It’s Golden Week in Japan, which has an important significance: 4-day weekend! It’s a holiday when people will take time off for the whole week and visit their hometown or other popular tourist spots. Tokyo is a virtual ghost town during this week (at least, it’s just “crowded” instead of “extremely crowded”), so even if you don’t go anywhere, you still get to enjoy bearable crowds on the train and the novelty of going places where you’ve got the luxury of space.
As part of Golden Week, one of my co-workers and his wife invited me to stay at her parents house about an hour from Tokyo. It was a fantastic and rare opportunity to experience Japanese home life firsthand – home cooking, tatami matting, futons and the works. Since her parents didn’t speak any English, my Japanese really got a working over. The Japanese spoken in homes is also different to those in business. Of course, the vocabulary used is different, but the means of conjugating verbs is different too. Instead of saying shimasu (to do), you say suru. Instead of saying ikimasu (to go), you say iku. In spite of the challenges, I learned lots of things, and one of the first was this Shogi.
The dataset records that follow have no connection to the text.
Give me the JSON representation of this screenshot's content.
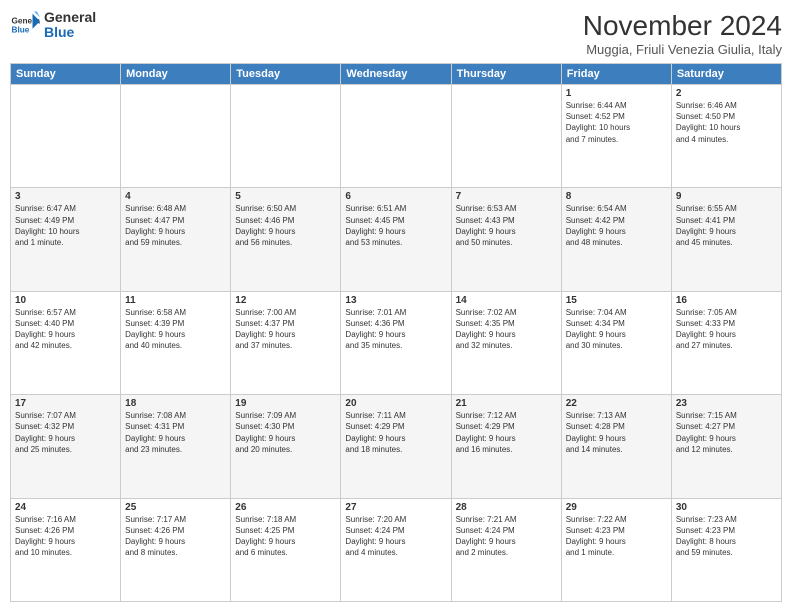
{
  "logo": {
    "general": "General",
    "blue": "Blue"
  },
  "header": {
    "month": "November 2024",
    "location": "Muggia, Friuli Venezia Giulia, Italy"
  },
  "weekdays": [
    "Sunday",
    "Monday",
    "Tuesday",
    "Wednesday",
    "Thursday",
    "Friday",
    "Saturday"
  ],
  "rows": [
    {
      "style": "white",
      "cells": [
        {
          "day": "",
          "info": ""
        },
        {
          "day": "",
          "info": ""
        },
        {
          "day": "",
          "info": ""
        },
        {
          "day": "",
          "info": ""
        },
        {
          "day": "",
          "info": ""
        },
        {
          "day": "1",
          "info": "Sunrise: 6:44 AM\nSunset: 4:52 PM\nDaylight: 10 hours\nand 7 minutes."
        },
        {
          "day": "2",
          "info": "Sunrise: 6:46 AM\nSunset: 4:50 PM\nDaylight: 10 hours\nand 4 minutes."
        }
      ]
    },
    {
      "style": "gray",
      "cells": [
        {
          "day": "3",
          "info": "Sunrise: 6:47 AM\nSunset: 4:49 PM\nDaylight: 10 hours\nand 1 minute."
        },
        {
          "day": "4",
          "info": "Sunrise: 6:48 AM\nSunset: 4:47 PM\nDaylight: 9 hours\nand 59 minutes."
        },
        {
          "day": "5",
          "info": "Sunrise: 6:50 AM\nSunset: 4:46 PM\nDaylight: 9 hours\nand 56 minutes."
        },
        {
          "day": "6",
          "info": "Sunrise: 6:51 AM\nSunset: 4:45 PM\nDaylight: 9 hours\nand 53 minutes."
        },
        {
          "day": "7",
          "info": "Sunrise: 6:53 AM\nSunset: 4:43 PM\nDaylight: 9 hours\nand 50 minutes."
        },
        {
          "day": "8",
          "info": "Sunrise: 6:54 AM\nSunset: 4:42 PM\nDaylight: 9 hours\nand 48 minutes."
        },
        {
          "day": "9",
          "info": "Sunrise: 6:55 AM\nSunset: 4:41 PM\nDaylight: 9 hours\nand 45 minutes."
        }
      ]
    },
    {
      "style": "white",
      "cells": [
        {
          "day": "10",
          "info": "Sunrise: 6:57 AM\nSunset: 4:40 PM\nDaylight: 9 hours\nand 42 minutes."
        },
        {
          "day": "11",
          "info": "Sunrise: 6:58 AM\nSunset: 4:39 PM\nDaylight: 9 hours\nand 40 minutes."
        },
        {
          "day": "12",
          "info": "Sunrise: 7:00 AM\nSunset: 4:37 PM\nDaylight: 9 hours\nand 37 minutes."
        },
        {
          "day": "13",
          "info": "Sunrise: 7:01 AM\nSunset: 4:36 PM\nDaylight: 9 hours\nand 35 minutes."
        },
        {
          "day": "14",
          "info": "Sunrise: 7:02 AM\nSunset: 4:35 PM\nDaylight: 9 hours\nand 32 minutes."
        },
        {
          "day": "15",
          "info": "Sunrise: 7:04 AM\nSunset: 4:34 PM\nDaylight: 9 hours\nand 30 minutes."
        },
        {
          "day": "16",
          "info": "Sunrise: 7:05 AM\nSunset: 4:33 PM\nDaylight: 9 hours\nand 27 minutes."
        }
      ]
    },
    {
      "style": "gray",
      "cells": [
        {
          "day": "17",
          "info": "Sunrise: 7:07 AM\nSunset: 4:32 PM\nDaylight: 9 hours\nand 25 minutes."
        },
        {
          "day": "18",
          "info": "Sunrise: 7:08 AM\nSunset: 4:31 PM\nDaylight: 9 hours\nand 23 minutes."
        },
        {
          "day": "19",
          "info": "Sunrise: 7:09 AM\nSunset: 4:30 PM\nDaylight: 9 hours\nand 20 minutes."
        },
        {
          "day": "20",
          "info": "Sunrise: 7:11 AM\nSunset: 4:29 PM\nDaylight: 9 hours\nand 18 minutes."
        },
        {
          "day": "21",
          "info": "Sunrise: 7:12 AM\nSunset: 4:29 PM\nDaylight: 9 hours\nand 16 minutes."
        },
        {
          "day": "22",
          "info": "Sunrise: 7:13 AM\nSunset: 4:28 PM\nDaylight: 9 hours\nand 14 minutes."
        },
        {
          "day": "23",
          "info": "Sunrise: 7:15 AM\nSunset: 4:27 PM\nDaylight: 9 hours\nand 12 minutes."
        }
      ]
    },
    {
      "style": "white",
      "cells": [
        {
          "day": "24",
          "info": "Sunrise: 7:16 AM\nSunset: 4:26 PM\nDaylight: 9 hours\nand 10 minutes."
        },
        {
          "day": "25",
          "info": "Sunrise: 7:17 AM\nSunset: 4:26 PM\nDaylight: 9 hours\nand 8 minutes."
        },
        {
          "day": "26",
          "info": "Sunrise: 7:18 AM\nSunset: 4:25 PM\nDaylight: 9 hours\nand 6 minutes."
        },
        {
          "day": "27",
          "info": "Sunrise: 7:20 AM\nSunset: 4:24 PM\nDaylight: 9 hours\nand 4 minutes."
        },
        {
          "day": "28",
          "info": "Sunrise: 7:21 AM\nSunset: 4:24 PM\nDaylight: 9 hours\nand 2 minutes."
        },
        {
          "day": "29",
          "info": "Sunrise: 7:22 AM\nSunset: 4:23 PM\nDaylight: 9 hours\nand 1 minute."
        },
        {
          "day": "30",
          "info": "Sunrise: 7:23 AM\nSunset: 4:23 PM\nDaylight: 8 hours\nand 59 minutes."
        }
      ]
    }
  ]
}
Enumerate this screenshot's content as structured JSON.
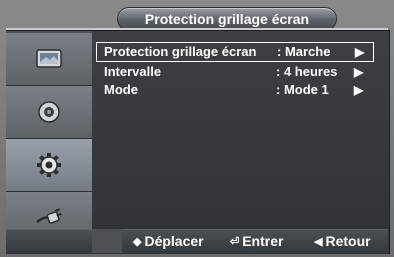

Shogi is Japanese chess. The rules and objectives very similar to chess, in that you’re still trying to checkmate the king. There’s lots of differences to ratchet up the difficulty, though. Firstly, when you capture a piece, it can come back into play under your control. So, capturing pieces not only makes your opponent weaker, but it makes you stronger, too. You can drop this captured piece almost anywhere on the board, including right into the middle of your opponent’s pieces. So, not only do you have have to calculate all the moves the pieces currently on the board can make, but also the effect of your opponent dropping a captured piece of their choosing on to the board. As if chess didn’t hurt the brain enough already…
Overall, the pieces have more restricted movements than Western Chess. There’s no equivalent Queen piece, and there’s only one rook and one bishop. Pawns can only capture forward, not in both diagonal directions. Knights still move in “L” shapes, but only forwards, not sideways. There’s a four “Generals” which can only move one square like the King, but in restricted directions.
If you can get any of your pieces into one of the back three rows of the opponent’s territory, they are promoted to upgraded versions. At this point, the possible moves of the piece sometimes changes completely – rough for a beginner! It was a tough time remembering which piece was which, and what it did: the main way to distinguish them are somewhat elaborate kanji printed in a calligraphy style on them.
The combined effect of all this: I got my ass handed to me. Which proves that at its essence, yep – it’s still definitely chess.